Weaving together literature, biotechnology, philosophy and political theory, Eileen Hunt Botting ’93 took to the podium in the Searles Science Building on Monday evening to deliver her lecture “Shelley, Hawthorne, and the Ethics of Genetic Engineering.” Addressing Bowdoin students, professors and community members in a packed lecture hall, Botting explored the ethical and political implications of advancements in biotechnology through a discussion of Mary Shelley’s “Frankenstein,” Nathaniel Hawthorne’s short story “The Birth-Mark” and other works she calls “hacker literature” in a talk sponsored by the Peucinian Society.
Bowdoin students and community members gathered in Kresge on Monday for Professor Allen Springer’s inaugural lecture as the William Nelson Cromwell Professor of Constitutional and International Law and Government. Speaking to a rapt audience, Springer stressed the importance of valuing international laws and institutions in his lecture, titled “Institutional Resilience in Turbulent Times.” “The question of how international institutions evolve, even survive in a changing world seems particularly relevant today,” Springer said in the opening of his lecture.

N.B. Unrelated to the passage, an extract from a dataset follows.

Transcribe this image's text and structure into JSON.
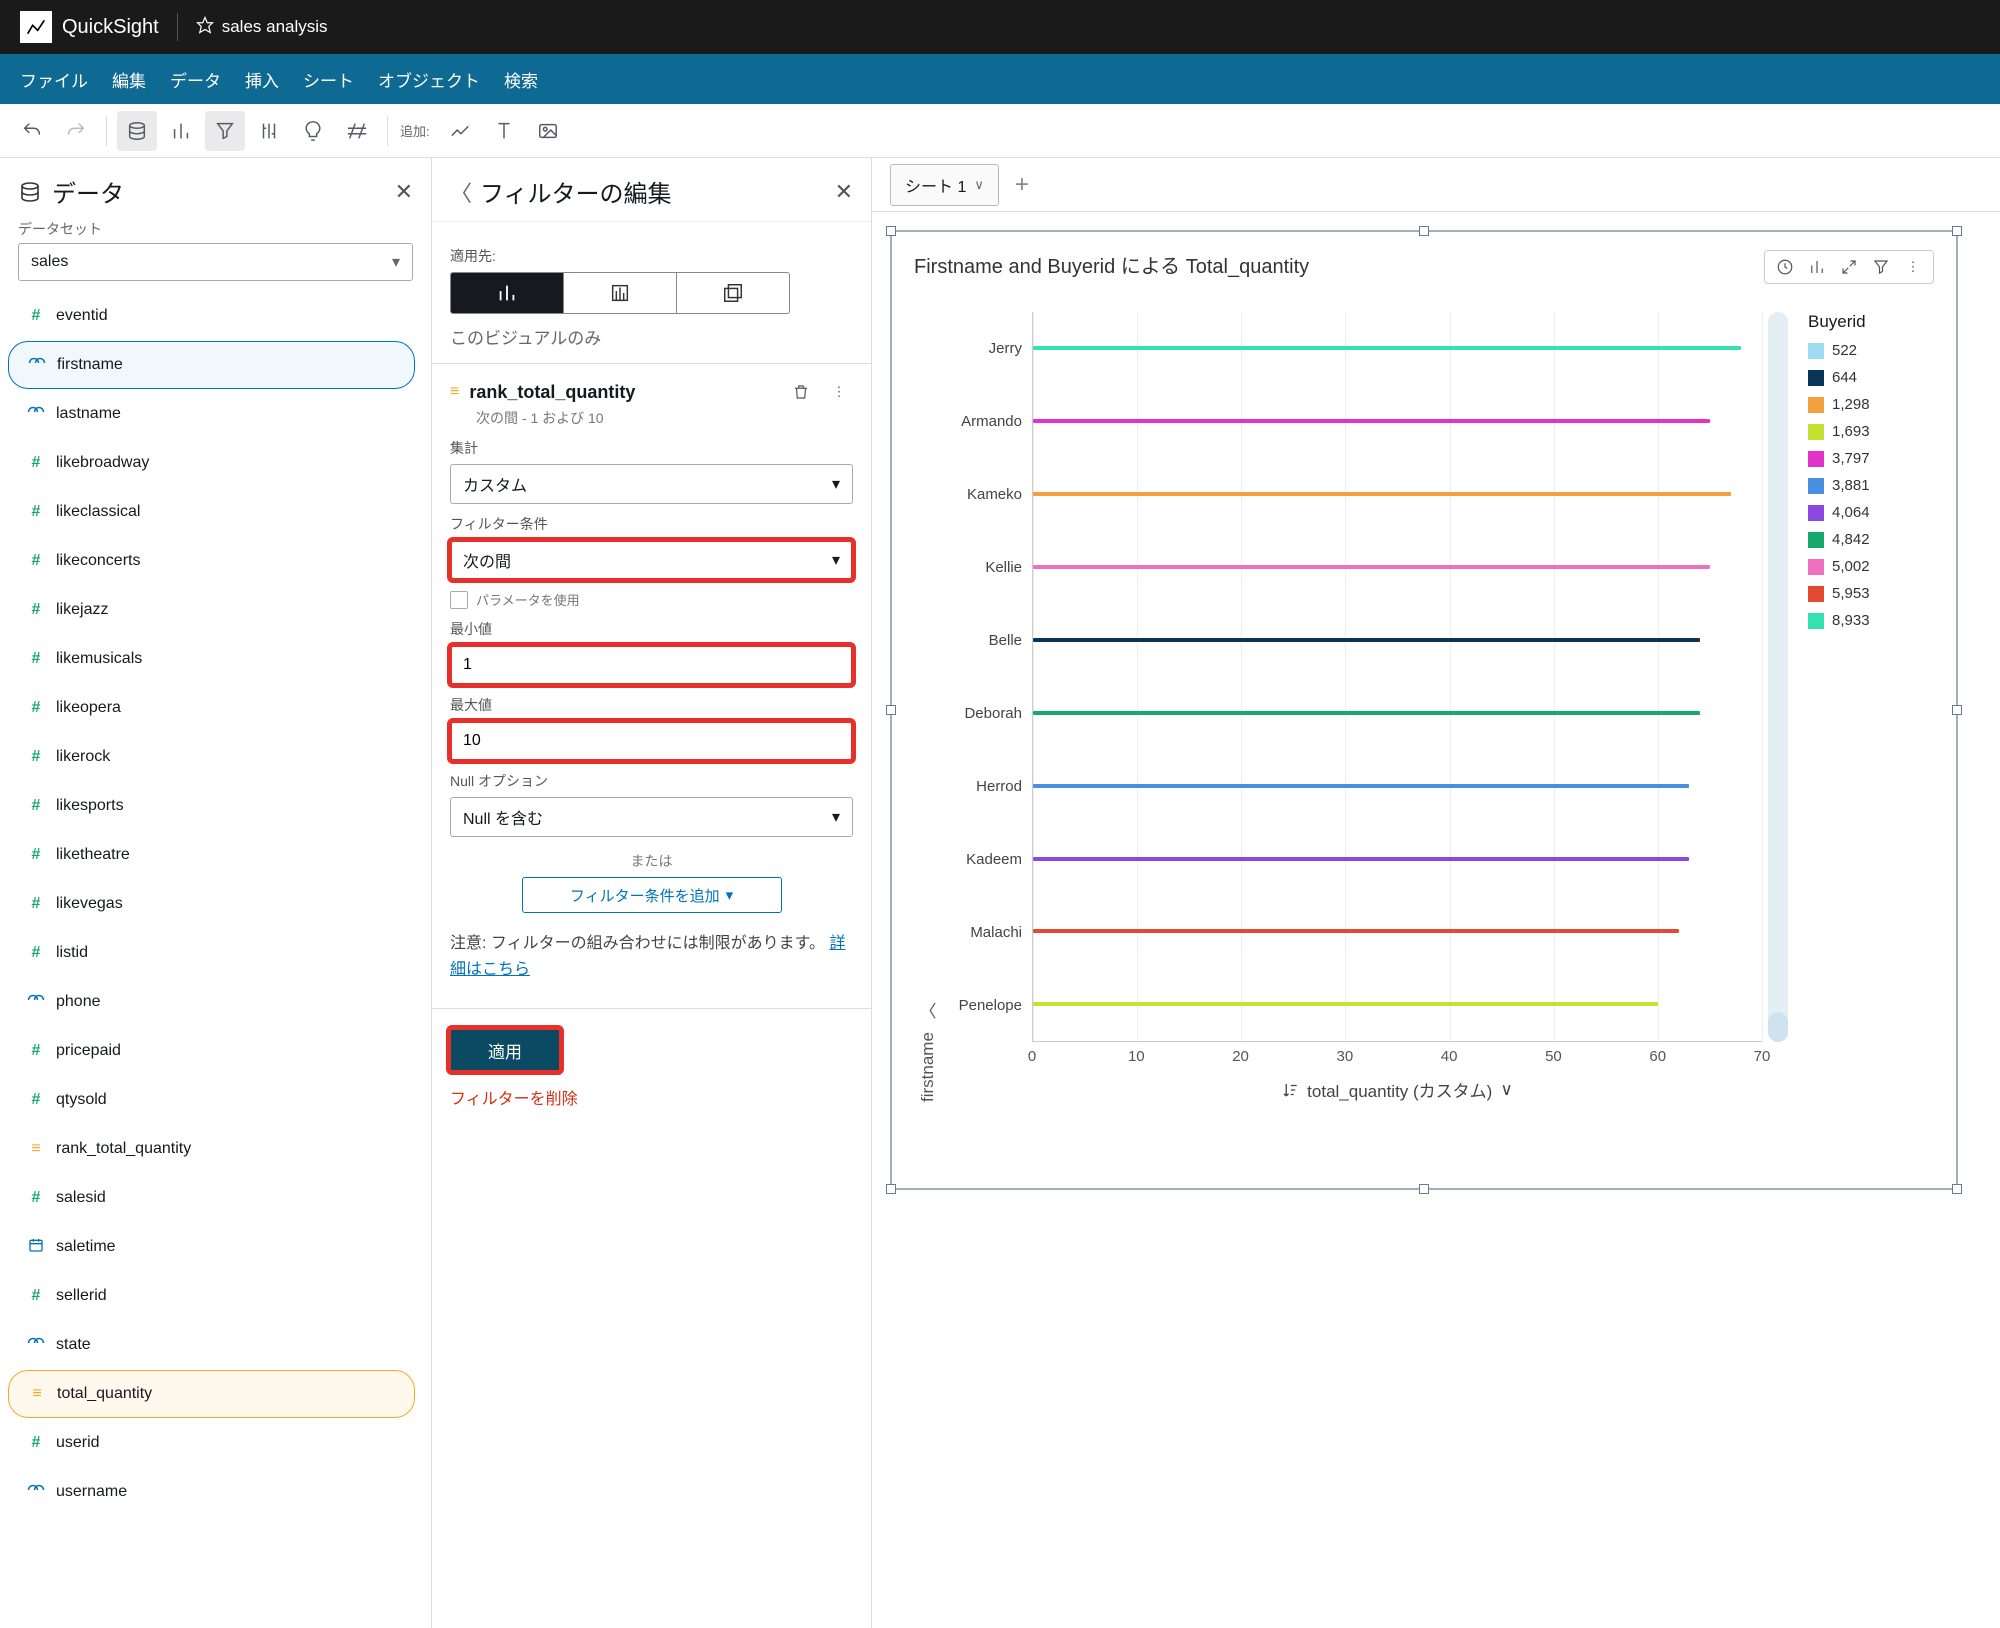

The men’s basketball team (12-7, NESCAC 2-4) will face tough competition as it enters the final few games of its season. Currently sitting in ninth place in the NESCAC standings, Bowdoin must move into the top eight to advance to the postseason.

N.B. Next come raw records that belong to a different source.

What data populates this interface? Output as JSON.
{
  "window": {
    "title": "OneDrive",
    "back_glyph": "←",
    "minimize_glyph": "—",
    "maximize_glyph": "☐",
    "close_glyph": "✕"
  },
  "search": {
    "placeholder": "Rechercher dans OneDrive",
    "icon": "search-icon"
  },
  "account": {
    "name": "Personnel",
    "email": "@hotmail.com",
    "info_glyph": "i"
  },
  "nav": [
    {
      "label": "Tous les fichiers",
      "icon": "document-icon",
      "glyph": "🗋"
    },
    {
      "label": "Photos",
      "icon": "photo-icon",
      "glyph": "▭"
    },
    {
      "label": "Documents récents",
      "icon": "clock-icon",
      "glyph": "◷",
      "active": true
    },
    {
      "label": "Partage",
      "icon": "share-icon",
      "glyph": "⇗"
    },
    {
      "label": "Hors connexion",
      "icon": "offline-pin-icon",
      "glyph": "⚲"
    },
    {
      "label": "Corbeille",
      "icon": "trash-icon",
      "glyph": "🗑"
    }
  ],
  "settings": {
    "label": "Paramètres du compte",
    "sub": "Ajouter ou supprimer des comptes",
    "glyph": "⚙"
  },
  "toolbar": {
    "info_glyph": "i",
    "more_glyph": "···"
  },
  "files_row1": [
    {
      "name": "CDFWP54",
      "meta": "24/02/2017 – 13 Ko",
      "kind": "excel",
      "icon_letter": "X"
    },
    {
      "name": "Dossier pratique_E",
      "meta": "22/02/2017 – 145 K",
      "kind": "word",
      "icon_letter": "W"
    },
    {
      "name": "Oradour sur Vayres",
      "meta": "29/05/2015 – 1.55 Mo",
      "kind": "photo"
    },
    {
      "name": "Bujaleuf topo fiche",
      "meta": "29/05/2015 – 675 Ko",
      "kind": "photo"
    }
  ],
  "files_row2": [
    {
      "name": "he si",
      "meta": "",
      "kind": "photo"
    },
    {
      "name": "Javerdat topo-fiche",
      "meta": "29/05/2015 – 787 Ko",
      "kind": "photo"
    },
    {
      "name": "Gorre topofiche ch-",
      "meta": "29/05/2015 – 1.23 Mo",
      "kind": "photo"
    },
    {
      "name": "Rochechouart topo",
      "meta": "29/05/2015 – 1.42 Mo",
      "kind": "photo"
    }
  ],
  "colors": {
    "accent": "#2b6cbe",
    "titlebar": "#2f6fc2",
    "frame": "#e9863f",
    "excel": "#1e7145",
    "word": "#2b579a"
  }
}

I first visited Adams Hall on a quest to find my own white whale: the perfect Bowdoin study space. Convinced that the right location was all I needed to reach peak productivity, I found myself, dripping wet, on the stairway leading to the fourth floor one rainy afternoon.

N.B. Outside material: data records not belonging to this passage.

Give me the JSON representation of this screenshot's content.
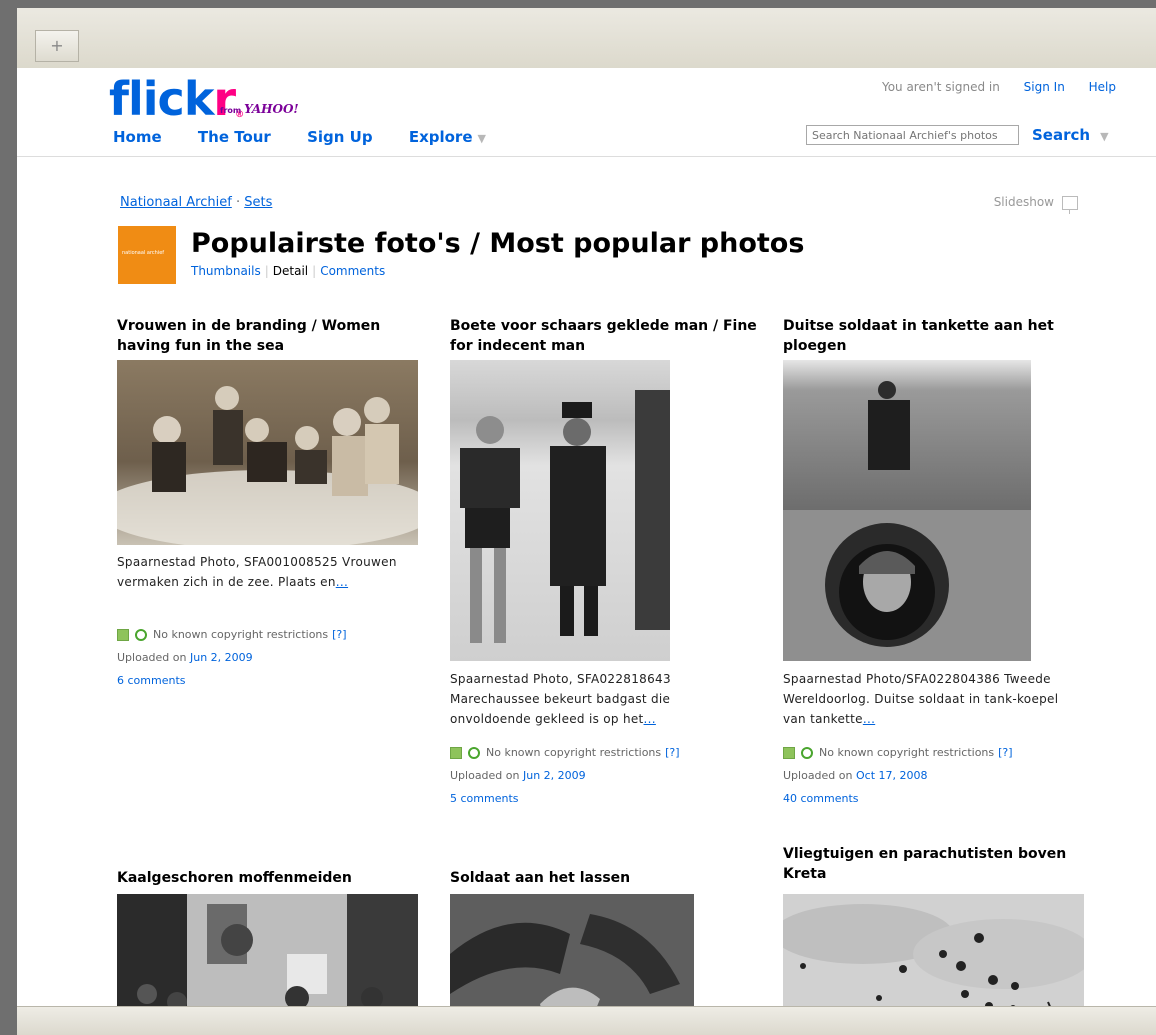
{
  "browser": {
    "new_tab_symbol": "+"
  },
  "header": {
    "logo_flick": "flick",
    "logo_r": "r",
    "logo_reg": "®",
    "logo_from": "from",
    "logo_yahoo": "YAHOO!",
    "signin_status": "You aren't signed in",
    "sign_in": "Sign In",
    "help": "Help",
    "nav": [
      "Home",
      "The Tour",
      "Sign Up",
      "Explore"
    ],
    "search_placeholder": "Search Nationaal Archief's photos",
    "search_button": "Search"
  },
  "breadcrumb": {
    "owner": "Nationaal Archief",
    "separator": "·",
    "sets": "Sets"
  },
  "slideshow_label": "Slideshow",
  "set": {
    "icon_text": "nationaal archief",
    "title": "Populairste foto's / Most popular photos",
    "views": [
      "Thumbnails",
      "Detail",
      "Comments"
    ]
  },
  "license_text": "No known copyright restrictions",
  "license_help": "[?]",
  "uploaded_prefix": "Uploaded on",
  "photos": [
    {
      "title": "Vrouwen in de branding / Women having fun in the sea",
      "desc": "Spaarnestad Photo, SFA001008525 Vrouwen vermaken zich in de zee. Plaats en",
      "more": "...",
      "date": "Jun 2, 2009",
      "comments": "6 comments"
    },
    {
      "title": "Boete voor schaars geklede man / Fine for indecent man",
      "desc": "Spaarnestad Photo, SFA022818643 Marechaussee bekeurt badgast die onvoldoende gekleed is op het",
      "more": "...",
      "date": "Jun 2, 2009",
      "comments": "5 comments"
    },
    {
      "title": "Duitse soldaat in tankette aan het ploegen",
      "desc": "Spaarnestad Photo/SFA022804386 Tweede Wereldoorlog. Duitse soldaat in tank-koepel van tankette",
      "more": "...",
      "date": "Oct 17, 2008",
      "comments": "40 comments"
    },
    {
      "title": "Kaalgeschoren moffenmeiden"
    },
    {
      "title": "Soldaat aan het lassen"
    },
    {
      "title": "Vliegtuigen en parachutisten boven Kreta"
    }
  ],
  "colors": {
    "flickr_blue": "#0063dc",
    "flickr_pink": "#ff0084",
    "link": "#0063dc",
    "set_icon": "#f08c14"
  }
}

The start of the semester brings changes for several departments as professors prepare to move into new offices around campus. Many professors in the Earth and Oceanographic Science Department (EOS) have moved from their previous offices in Druckenmiller Hall to new spaces in the Roux Center for the Environment.